After a tedious pre-opening that feels like its hours long—a dude in a red outfit who likes like Johnny Depp’s Willy Wonka after a weeks-long bender wanders around stage looking as confused as the audience, eliciting mercy chuckles at most—Alegria kicks into gear with an entertaining vignette involving the cast jumping, bouncing, and otherwise defying physics with a set of pliant poles.
I’m no circus savant so won’t begin to use the appropriate terminology for the different acts, but each segment elicits a big smile and pure joy (“alegria” means “joy”). A tall, extremely handsome, and absolutely ripped dude spinning around inside a giant metal ring was fun to watch, though you could essentially feel the women in the audience (and presumably non-straight men) leaning in for other reasons. A hula hooper who is slightly better than your grade schooler was awe-inspiring, while a Hawaiian (?) fire dancer with the biggest grin you’ve ever seen was not only equally explosive but looked like he wanted to jump into the crowd and give every ticketholder a big hug.

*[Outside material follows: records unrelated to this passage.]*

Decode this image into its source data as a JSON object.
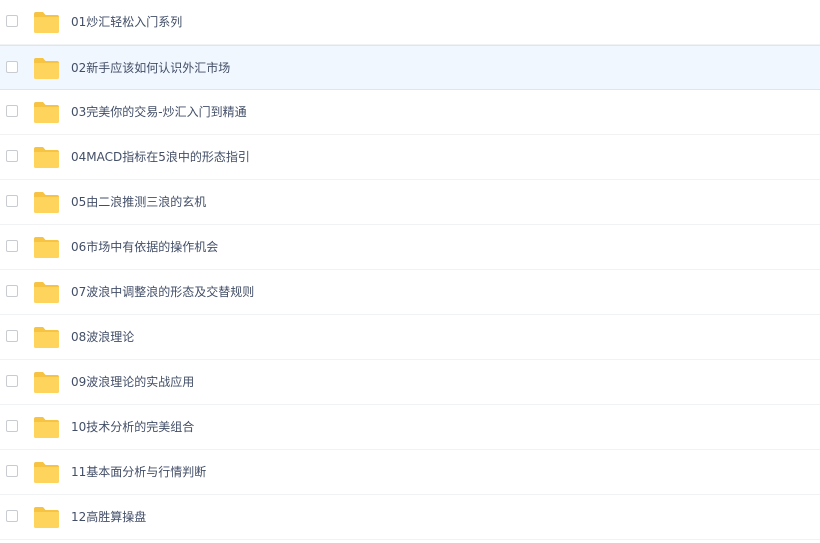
{
  "file_list": {
    "selected_index": 1,
    "items": [
      {
        "name": "01炒汇轻松入门系列",
        "icon": "folder-icon"
      },
      {
        "name": "02新手应该如何认识外汇市场",
        "icon": "folder-icon"
      },
      {
        "name": "03完美你的交易-炒汇入门到精通",
        "icon": "folder-icon"
      },
      {
        "name": "04MACD指标在5浪中的形态指引",
        "icon": "folder-icon"
      },
      {
        "name": "05由二浪推测三浪的玄机",
        "icon": "folder-icon"
      },
      {
        "name": "06市场中有依据的操作机会",
        "icon": "folder-icon"
      },
      {
        "name": "07波浪中调整浪的形态及交替规则",
        "icon": "folder-icon"
      },
      {
        "name": "08波浪理论",
        "icon": "folder-icon"
      },
      {
        "name": "09波浪理论的实战应用",
        "icon": "folder-icon"
      },
      {
        "name": "10技术分析的完美组合",
        "icon": "folder-icon"
      },
      {
        "name": "11基本面分析与行情判断",
        "icon": "folder-icon"
      },
      {
        "name": "12高胜算操盘",
        "icon": "folder-icon"
      }
    ]
  },
  "colors": {
    "folder_body": "#ffd45c",
    "folder_tab": "#f6c343",
    "selected_row_bg": "#f0f7fe",
    "text": "#424e67"
  }
}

While I won’t get into every segment, the two-women gymnastics routine took your breath away as they pushed their bodies to the extreme, and the climax, featuring a highwire trapeze act that was literally straight above you (if you sit in the front rows) was the perfect spectacle to cap off the show.
Interspersed with the primary circus acts were a series of humorous vignettes that featured what could best be described as living minions. They hate each other but love each other, and everything in between, and over the course of the 2.5-hour show they manage to deliver a full romantic story arc that won over the crowd. While the little girl sitting behind me made it clear she found them “hilarious,” the show would benefit by reducing their stage time by about 25%; they’re endearing, but some of their moments land better than others and some of the skits go just a little too long. The show would be best to just eliminate the red-jacketed dude altogether; it’s not entirely obvious what his character is trying to embody, but he’s the weak link by a mile.
Cirque du Soleil: Alegria may not be quite as astonishing as some of the other shows that have cycled through Marymoor over the years, but that doesn’t mean it isn’t a blast. Highly recommended for people of all ages, take advantage of this big tent act while it’s in town.
Image is from Seattle Refined. View a full photo gallery from the show.